By default, bell will reply back with an internal error (500) on most authentication errors due to the nature of the OAuth protocol. There is little that can be done to recover from errors as almost all of them are caused by implementation or deployment issues.
If you would like to display a useful error page instead of the default JSON response, use the hapi
onPreResponse extension point to transform the
error into a useful page or to redirect the user to another destination.
Another way to handle authentication errors is within the route handler. By default, an authentication error will cause the handler to be
skipped. However, if the authentication mode is set to
'try' instead of
'required', the handler will still be called. In this case,
request.auth.isAuthenticated must be checked to test if authentication failed. In that case,
request.auth.error will contain the error.
To keep track of the token expiry time,
request.auth.credentials.expiresIn provides you the duration (in seconds) after which you could send a refresh token request using the
request.auth.credentials.refreshToken to get a new token.

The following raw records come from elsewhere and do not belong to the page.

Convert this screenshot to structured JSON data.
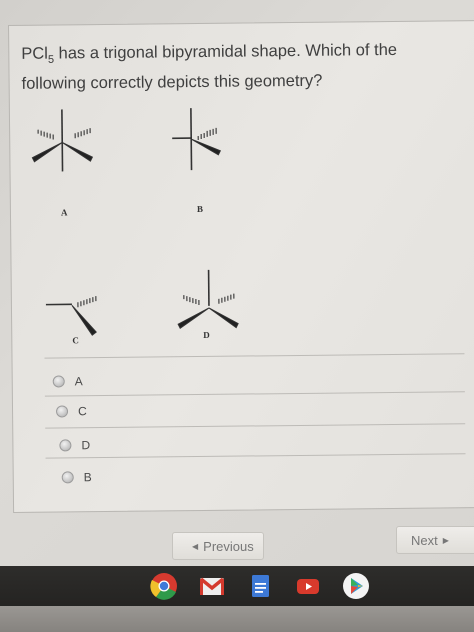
{
  "question": {
    "prefix": "PCl",
    "subscript": "5",
    "suffix": " has a trigonal bipyramidal shape. Which of the following correctly depicts this geometry?"
  },
  "figures": {
    "labels": [
      "A",
      "B",
      "C",
      "D"
    ]
  },
  "options": [
    {
      "label": "A"
    },
    {
      "label": "C"
    },
    {
      "label": "D"
    },
    {
      "label": "B"
    }
  ],
  "nav": {
    "previous_label": "Previous",
    "next_label": "Next"
  },
  "shelf": {
    "apps": [
      "chrome-icon",
      "gmail-icon",
      "docs-icon",
      "youtube-icon",
      "play-store-icon"
    ]
  }
}
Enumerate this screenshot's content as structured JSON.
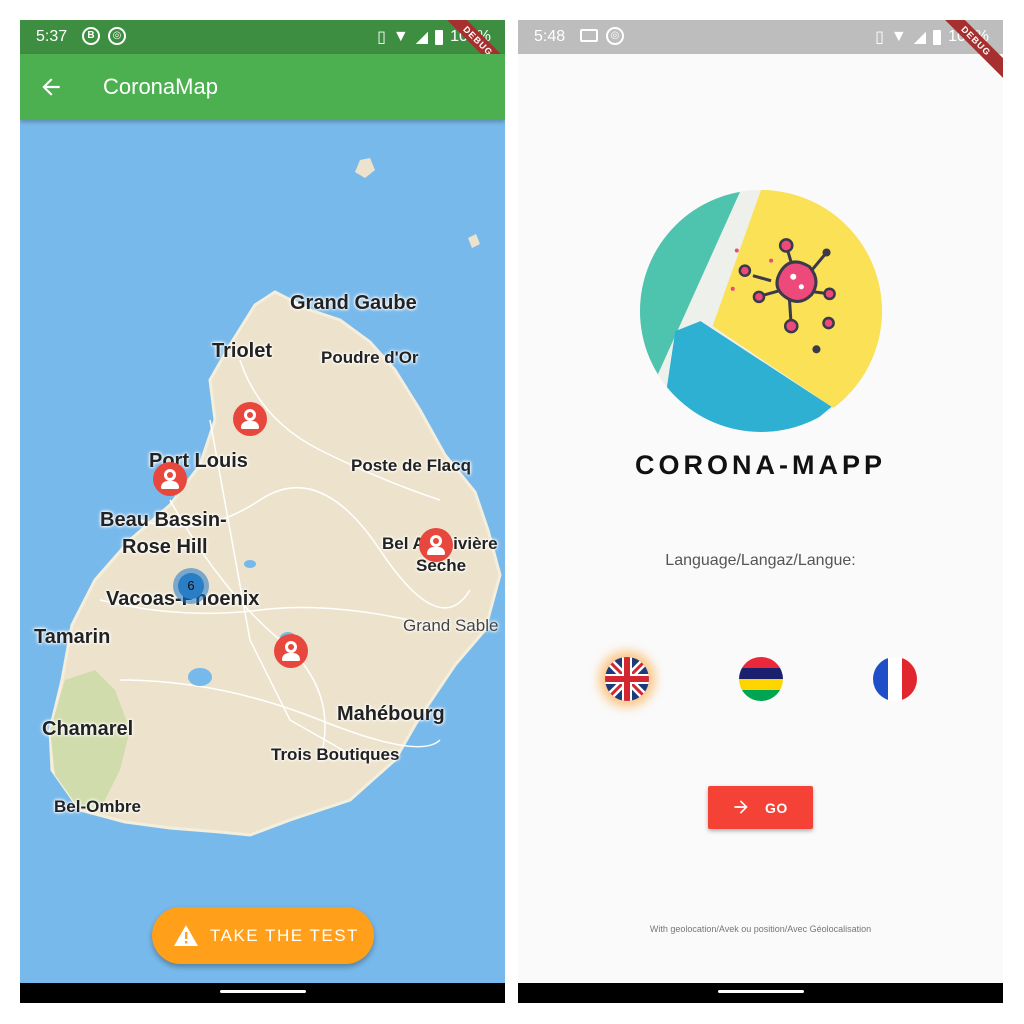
{
  "left": {
    "status_bar": {
      "time": "5:37",
      "icons": [
        "b-badge-icon",
        "sync-icon"
      ],
      "battery_percent": "100%"
    },
    "debug_banner": "DEBUG",
    "app_bar": {
      "title": "CoronaMap",
      "back_icon": "arrow-left-icon"
    },
    "map": {
      "places": {
        "grand_gaube": "Grand Gaube",
        "triolet": "Triolet",
        "poudre_dor": "Poudre d'Or",
        "port_louis": "Port Louis",
        "poste_de_flacq": "Poste de Flacq",
        "beau_bassin_1": "Beau Bassin-",
        "beau_bassin_2": "Rose Hill",
        "bel_air_1": "Bel Air Rivière",
        "bel_air_2": "Sèche",
        "vacoas": "Vacoas-Phoenix",
        "tamarin": "Tamarin",
        "grand_sable": "Grand Sable",
        "chamarel": "Chamarel",
        "mahebourg": "Mahébourg",
        "trois_boutiques": "Trois Boutiques",
        "bel_ombre": "Bel-Ombre"
      },
      "cluster_count": "6"
    },
    "fab": {
      "label": "TAKE THE TEST",
      "icon": "warning-icon",
      "color": "#FF9F1A"
    }
  },
  "right": {
    "status_bar": {
      "time": "5:48",
      "icons": [
        "laptop-icon",
        "sync-icon"
      ],
      "battery_percent": "100%"
    },
    "debug_banner": "DEBUG",
    "brand": "CORONA-MAPP",
    "language_label": "Language/Langaz/Langue:",
    "languages": [
      {
        "name": "english",
        "flag": "uk-flag-icon",
        "selected": true
      },
      {
        "name": "kreol",
        "flag": "mauritius-flag-icon",
        "selected": false
      },
      {
        "name": "french",
        "flag": "france-flag-icon",
        "selected": false
      }
    ],
    "go_button": {
      "label": "GO",
      "icon": "arrow-right-icon",
      "color": "#F44336"
    },
    "footnote": "With geolocation/Avek ou position/Avec Géolocalisation"
  }
}
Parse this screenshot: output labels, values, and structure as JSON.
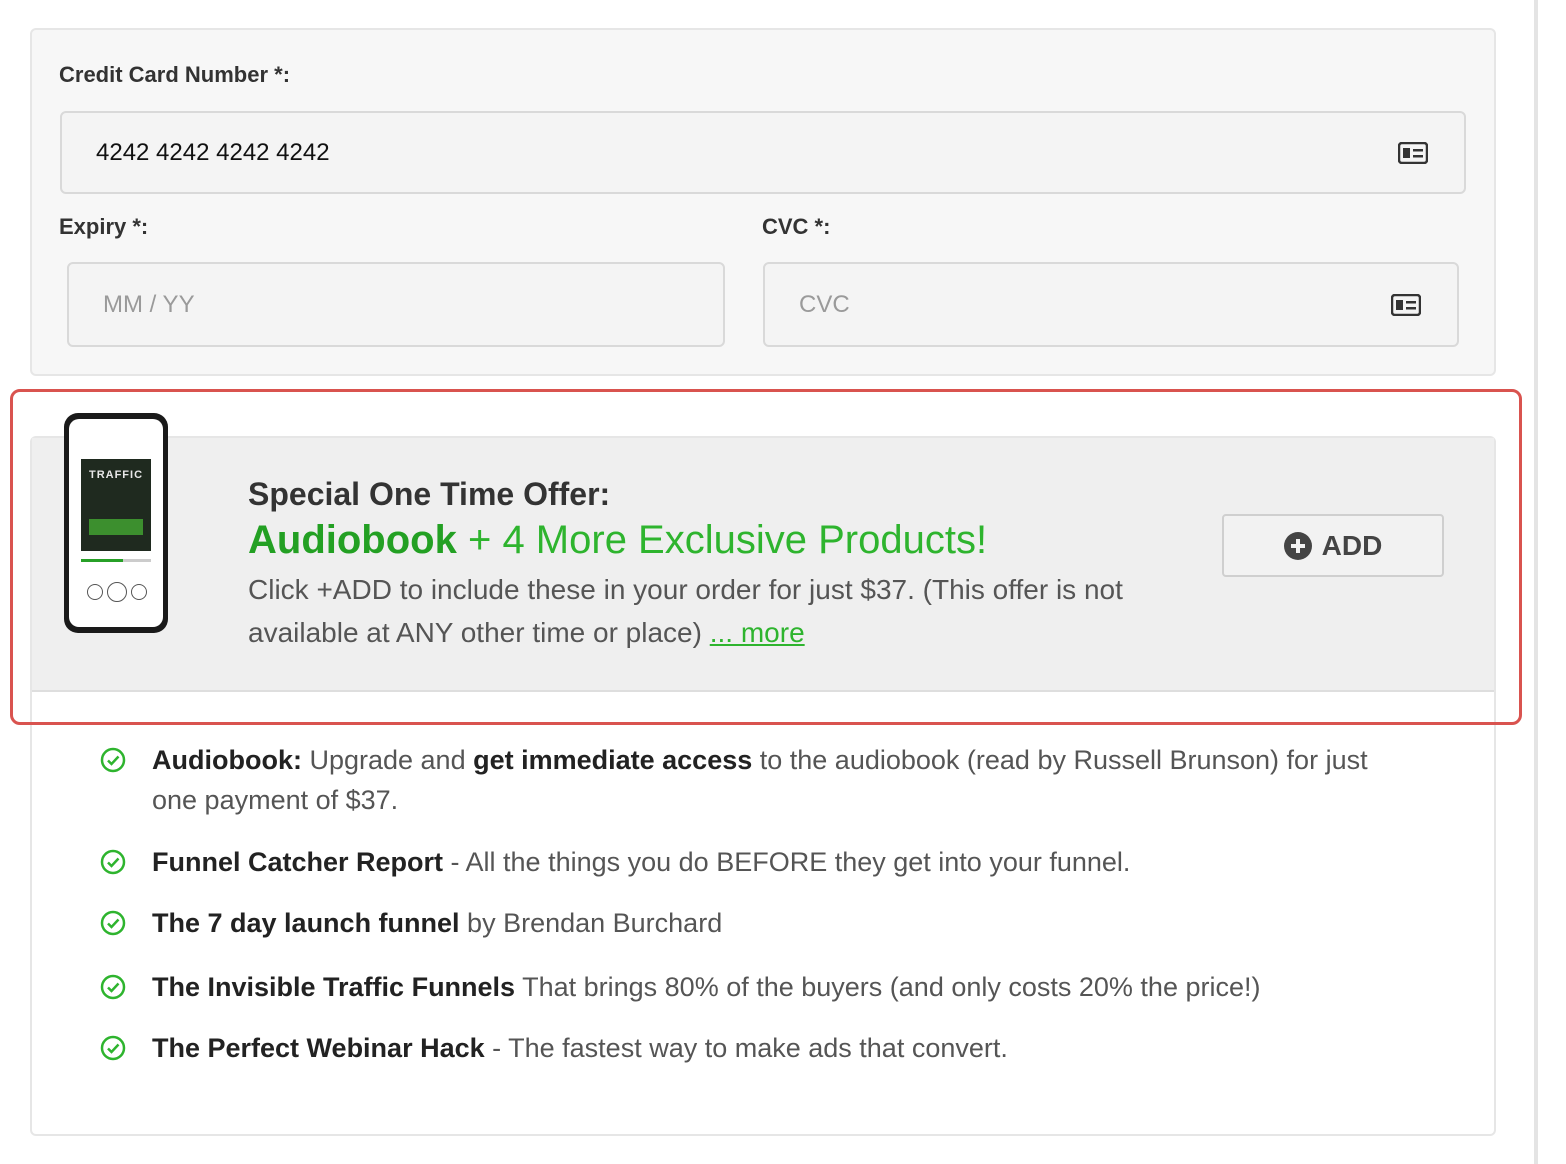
{
  "payment": {
    "card_label": "Credit Card Number *:",
    "card_value": "4242 4242 4242 4242",
    "expiry_label": "Expiry *:",
    "expiry_placeholder": "MM / YY",
    "cvc_label": "CVC *:",
    "cvc_placeholder": "CVC"
  },
  "offer": {
    "title": "Special One Time Offer:",
    "subtitle_bold": "Audiobook",
    "subtitle_rest": " + 4 More Exclusive Products!",
    "description": "Click +ADD to include these in your order for just $37. (This offer is not available at ANY other time or place) ",
    "more_link": "... more",
    "add_button": "ADD",
    "image_book_text": "TRAFFIC",
    "colors": {
      "accent_green": "#2eb42e",
      "highlight_red": "#d9534f"
    }
  },
  "benefits": [
    {
      "bold": "Audiobook:",
      "text_a": " Upgrade and ",
      "bold2": "get immediate access",
      "text_b": " to the audiobook (read by Russell Brunson) for just one payment of $37."
    },
    {
      "bold": "Funnel Catcher Report",
      "text_a": " - All the things you do BEFORE they get into your funnel."
    },
    {
      "bold": "The 7 day launch funnel",
      "text_a": " by Brendan Burchard"
    },
    {
      "bold": "The Invisible Traffic Funnels",
      "text_a": " That brings 80% of the buyers (and only costs 20% the price!)"
    },
    {
      "bold": "The Perfect Webinar Hack",
      "text_a": " - The fastest way to make ads that convert."
    }
  ]
}
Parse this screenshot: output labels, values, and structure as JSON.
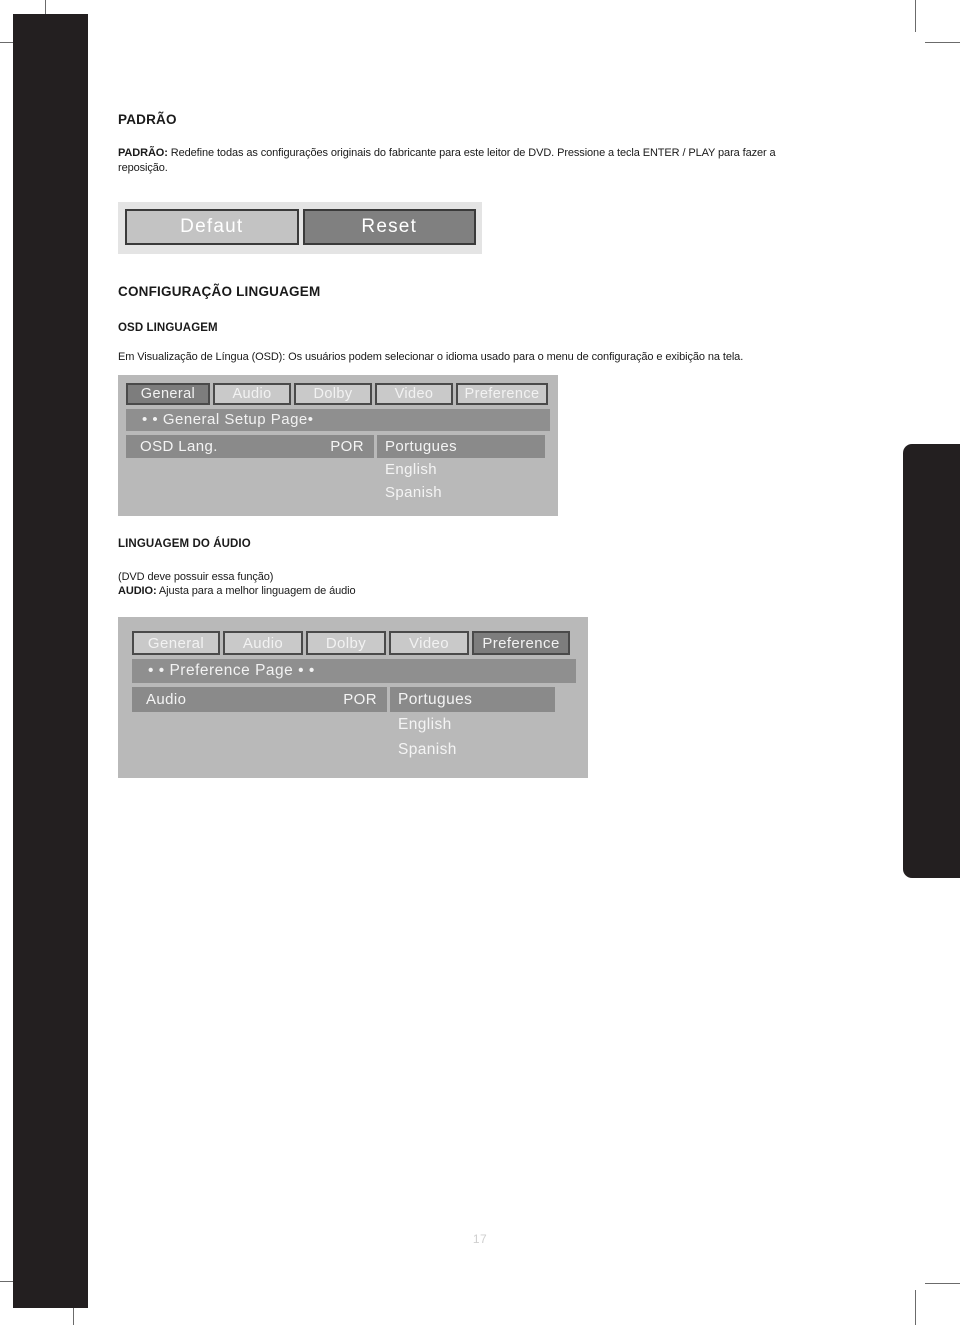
{
  "document": {
    "page_number": "17"
  },
  "sections": {
    "padrao": {
      "heading": "PADRÃO",
      "body_label": "PADRÃO:",
      "body_text": " Redefine todas as configurações originais do fabricante para este leitor de DVD. Pressione a tecla ENTER / PLAY para fazer a reposição."
    },
    "config_linguagem": {
      "heading": "CONFIGURAÇÃO LINGUAGEM",
      "sub_heading": "OSD LINGUAGEM",
      "body_text": "Em Visualização de Língua (OSD): Os usuários podem selecionar o idioma usado para o menu de configuração e exibição na tela."
    },
    "linguagem_audio": {
      "heading": "LINGUAGEM DO ÁUDIO",
      "note": "(DVD deve possuir essa função)",
      "body_label": "AUDIO:",
      "body_text": " Ajusta para a melhor linguagem de áudio"
    }
  },
  "default_osd": {
    "buttons": [
      {
        "label": "Defaut",
        "state": "normal"
      },
      {
        "label": "Reset",
        "state": "highlighted"
      }
    ]
  },
  "general_setup_osd": {
    "tabs": [
      {
        "label": "General",
        "active": true
      },
      {
        "label": "Audio",
        "active": false
      },
      {
        "label": "Dolby",
        "active": false
      },
      {
        "label": "Video",
        "active": false
      },
      {
        "label": "Preference",
        "active": false
      }
    ],
    "page_bar": "• • General Setup Page•",
    "option": {
      "name": "OSD Lang.",
      "value": "POR"
    },
    "choices": [
      {
        "label": "Portugues",
        "selected": true
      },
      {
        "label": "English",
        "selected": false
      },
      {
        "label": "Spanish",
        "selected": false
      }
    ]
  },
  "preference_osd": {
    "tabs": [
      {
        "label": "General",
        "active": false
      },
      {
        "label": "Audio",
        "active": false
      },
      {
        "label": "Dolby",
        "active": false
      },
      {
        "label": "Video",
        "active": false
      },
      {
        "label": "Preference",
        "active": true
      }
    ],
    "page_bar": "• • Preference Page • •",
    "option": {
      "name": "Audio",
      "value": "POR"
    },
    "choices": [
      {
        "label": "Portugues",
        "selected": true
      },
      {
        "label": "English",
        "selected": false
      },
      {
        "label": "Spanish",
        "selected": false
      }
    ]
  },
  "colors": {
    "bleed_black": "#231f20",
    "osd_screen_bg": "#b9b9b9",
    "osd_highlight": "#7d7d7d",
    "osd_tab": "#c9c9c9",
    "strip_bg": "#e4e4e4"
  }
}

var Hapi = require'hapi';var server = 8000;// Register bell with the serverserverregisterrequire'bell'serverauthstrategy'twitter' 'bell'provider: 'twitter'password: 'cookie_encryption_password'clientId: 'my_twitter_client_id'clientSecret: 'my_twitter_client_secret';serverroutemethod: 'GET' 'POST'path: '/login'config:auth:strategy: 'twitter'mode: 'try'if !requestauthisAuthenticatedreturn reply'Authentication failed due to: ' + requestauth.errormessage;return replyredirect'/home';;serverstart;;